Financial statements provide a picture of the performance, financial position, and cash flows of a business. These documents are used by the investment community, lenders, creditors, and management to evaluate an entity. There are four main types of financial statements, which are as follows:
- Income statement. This report reveals the financial performance of an organization for the entire reporting period. It begins with sales, and then subtracts out all expenses incurred during the period to arrive at a net profit or loss. An earnings per share figure may also be added if the financial statements are being issued by a publicly-held company. This is usually considered the most important financial statement, since it describes performance.
- Balance sheet. This report shows the financial position of a business as of the report date (so it covers a specific point in time). The information is aggregated into the general classifications of assets, liabilities, and equity. Line items within the asset and liability classification are presented in their order of liquidity, so that the most liquid items are stated first. This is a key document, and so is included in most issuances of the financial statements.
- Statement of cash flows. This report reveals the cash inflows and outflows experienced by an organization during the reporting period. These cash flows are broken down into three classifications, which are operating activities, investing activities, and financing activities. This document can be difficult to assemble, and so is more commonly issued only to outside parties.
- Statement of changes in equity. This report documents all changes in equity during the reporting period. These changes include the issuance or purchase of shares, dividends issued, and profits or losses. This document is not usually included when the financial statements are issued internally, as the information in it is not overly useful to the management team.
When issued to users, the preceding types of financial statements may have a number of footnote disclosures attached to them.

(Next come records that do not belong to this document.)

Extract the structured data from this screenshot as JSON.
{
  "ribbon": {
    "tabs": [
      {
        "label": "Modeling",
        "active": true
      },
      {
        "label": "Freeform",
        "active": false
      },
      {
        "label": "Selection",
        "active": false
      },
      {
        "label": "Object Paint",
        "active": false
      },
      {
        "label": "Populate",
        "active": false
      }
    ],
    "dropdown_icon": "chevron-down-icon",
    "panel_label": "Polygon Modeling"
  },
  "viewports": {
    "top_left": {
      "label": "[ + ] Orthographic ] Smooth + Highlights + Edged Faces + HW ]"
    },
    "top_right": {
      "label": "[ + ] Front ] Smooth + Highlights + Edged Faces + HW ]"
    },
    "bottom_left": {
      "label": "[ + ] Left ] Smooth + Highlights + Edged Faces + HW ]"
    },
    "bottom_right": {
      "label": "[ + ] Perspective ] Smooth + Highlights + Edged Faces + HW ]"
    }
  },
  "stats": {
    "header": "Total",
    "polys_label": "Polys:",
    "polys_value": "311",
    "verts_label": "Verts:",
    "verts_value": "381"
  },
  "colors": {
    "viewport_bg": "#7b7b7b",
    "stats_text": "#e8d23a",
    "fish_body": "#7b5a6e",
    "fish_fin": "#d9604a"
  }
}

These additional notes clarify certain summary-level information presented in the financial statements, and may be quite extensive. Their exact contents are defined by the applicable accounting standards.